05 Aug Founding Just Love across UK Universities
Inspiring and Releasing Every Christian Student to Pursue the Biblical Call to Social Justice.
A few years ago, several students in Oxford grew frustrated by the inaction and lack of passion for justice that they saw around them – in light of the injustice they’d seen in the world, and the passion for justice they saw in the God of the Bible, this wasn’t good enough. So, Just Love was born, with a vision to inspire and release every Christian student to pursue the biblical call to social justice. We want every Christian student to be committed to social justice and doing something about it. In 2014 the movement grew beyond Oxford, and now students who share this vision are running Just Love groups in more than 10 cities around the country.
With much of our work being run by students who are also doing degrees, how can we be effective? Well, we can be effective in the short term – with high quality training, resourcing and support from staff, combined with the right partnerships with other charities and churches, we can release the talent and enthusiasm of students to achieve good output levels. In 2015 Just Love groups ran nearly 400 events, gave over 3000 volunteer hours in local communities, and raised over £12,000 for other charities. The focus of this has ranged from city to city – from BBQs for homeless people in Oxford and visits to elderly care homes in Bath, to eating just rice and beans for a week to raise money for Tearfund. Just Love Durham collected donations of 118,000 boxes of sanitary items for charities working with vulnerable women in the north-east and across Europe!
Having said that, it’s the long term where we think Just Love’s effectiveness really kicks in. We want to send people out of university with a lifelong passion for justice – and we believe that our graduates will be leaders and innovators in the charity sector, people who bring integrity and change to politics, generosity and social responsibility to business, who lead in the Church, the media – and all spheres of society. Not only that, but think of all the ethical consumer choices they’ll make, the projects they’ll volunteer for, and the amount they’ll give away – this year around 100 students graduated from Just Love groups – if we have encouraged each of them to be more generous to the extent that they’ll give away 1% more of their income – assuming an average annual income of £25,000, they’ll give away an extra £1 million during their lifetimes. Investing in this generation will really pay off.
We want Christian students to leave university feeling passionate about social justice, and equipped to engage with it – and seeing individuals journey towards that has been my favourite thing about working for Just Love. It has brought me great joy to see people who previously had thought very little about social justice, now call it a fundamental passion and commit to a lifelong pursuit of it. It has brought me great joy to see people who initially had little confidence in themselves, grow into inspiring leaders. I have met so many individuals with such remarkable potential – and I can’t wait to see where they end up in ten, twenty or thirty years.

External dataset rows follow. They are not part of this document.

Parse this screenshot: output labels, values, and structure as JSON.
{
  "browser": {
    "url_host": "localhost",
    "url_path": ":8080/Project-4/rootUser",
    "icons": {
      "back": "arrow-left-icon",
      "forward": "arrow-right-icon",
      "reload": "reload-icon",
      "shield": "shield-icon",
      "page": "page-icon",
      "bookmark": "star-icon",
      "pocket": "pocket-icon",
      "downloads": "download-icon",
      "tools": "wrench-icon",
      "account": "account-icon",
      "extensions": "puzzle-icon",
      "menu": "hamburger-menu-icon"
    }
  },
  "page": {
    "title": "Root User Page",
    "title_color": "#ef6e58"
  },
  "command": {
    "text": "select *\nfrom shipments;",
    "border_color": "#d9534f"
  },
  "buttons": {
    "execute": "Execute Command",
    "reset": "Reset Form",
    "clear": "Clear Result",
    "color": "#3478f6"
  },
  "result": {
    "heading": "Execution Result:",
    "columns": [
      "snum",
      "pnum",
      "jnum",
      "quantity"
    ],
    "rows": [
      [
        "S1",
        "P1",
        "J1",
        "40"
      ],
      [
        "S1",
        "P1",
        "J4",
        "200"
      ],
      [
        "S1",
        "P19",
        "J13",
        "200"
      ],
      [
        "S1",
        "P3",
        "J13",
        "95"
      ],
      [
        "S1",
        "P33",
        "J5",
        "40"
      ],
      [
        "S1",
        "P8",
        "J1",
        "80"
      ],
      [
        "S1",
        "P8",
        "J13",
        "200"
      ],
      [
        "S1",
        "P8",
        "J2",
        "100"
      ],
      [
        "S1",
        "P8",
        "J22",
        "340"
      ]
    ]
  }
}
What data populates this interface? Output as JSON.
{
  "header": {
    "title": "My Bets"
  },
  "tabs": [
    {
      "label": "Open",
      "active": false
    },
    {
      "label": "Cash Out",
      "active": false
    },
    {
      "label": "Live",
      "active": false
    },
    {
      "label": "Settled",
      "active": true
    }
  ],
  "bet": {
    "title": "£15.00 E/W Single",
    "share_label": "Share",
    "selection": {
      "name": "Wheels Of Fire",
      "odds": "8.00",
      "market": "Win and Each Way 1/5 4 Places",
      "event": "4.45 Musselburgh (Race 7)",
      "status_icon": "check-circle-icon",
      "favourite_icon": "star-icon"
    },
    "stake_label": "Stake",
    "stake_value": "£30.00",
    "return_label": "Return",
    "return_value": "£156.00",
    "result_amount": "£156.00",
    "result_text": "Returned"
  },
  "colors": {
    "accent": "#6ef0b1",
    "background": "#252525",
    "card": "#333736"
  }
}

I have learned so much through my involvement with Just Love, about all sorts of different justice issues, people and churches – but I thought of two key lessons that might be helpful for this Blessed to Give community of young adults exploring philanthropy and global issues. The two key lessons are the potential of people, and the power of vision.
I was talking to a leadership expert the other day about building a culture of leadership development into our organisation. He said that he believes everyone he meets has the potential to lead and influence, that they have been made by God for a purpose, with the gifts to achieve it. His role is simply to work out where they fit in, and encourage them and help them towards that. Everyone you meet will influence others and change lives – and you have the opportunity to help them believe in themselves, to help them find connections or ideas that they otherwise might not access. Each day you might have the opportunity to influence a future headteacher, a future politician, a future parent – how will you encourage them to reach their potential?
Secondly, the power of vision – it’s so easy to coast through our day to day life, not really believing that we can make a difference. But we can – in the Bible we hear of God’s plan to redeem all creation – the greatest vision of all – and we can have a part to play in it. We might be part of a generation that fights back against the injustices of our time. We might be part of a church that helps to end human trafficking. We might be part of a friendship group that chooses to stay and transform the town we grew up in. Once we can see and verbalise a change that we want to work towards, and commit to doing so with the people around us, we can feel so much more motivated, so much more determined, so much more purpose driven. What is the change you want to be a part of? What would it look like to see that realized? Who is going to take it on with you?
It might be a simple message, but if we start believing in others around us, and unite around a vision for change, I think that we can make a real difference!
Tomas Christmas studied Philosophy, Politics and Economics at the University of Oxford. He is the founder of Just Love and now works as their National Coordinator.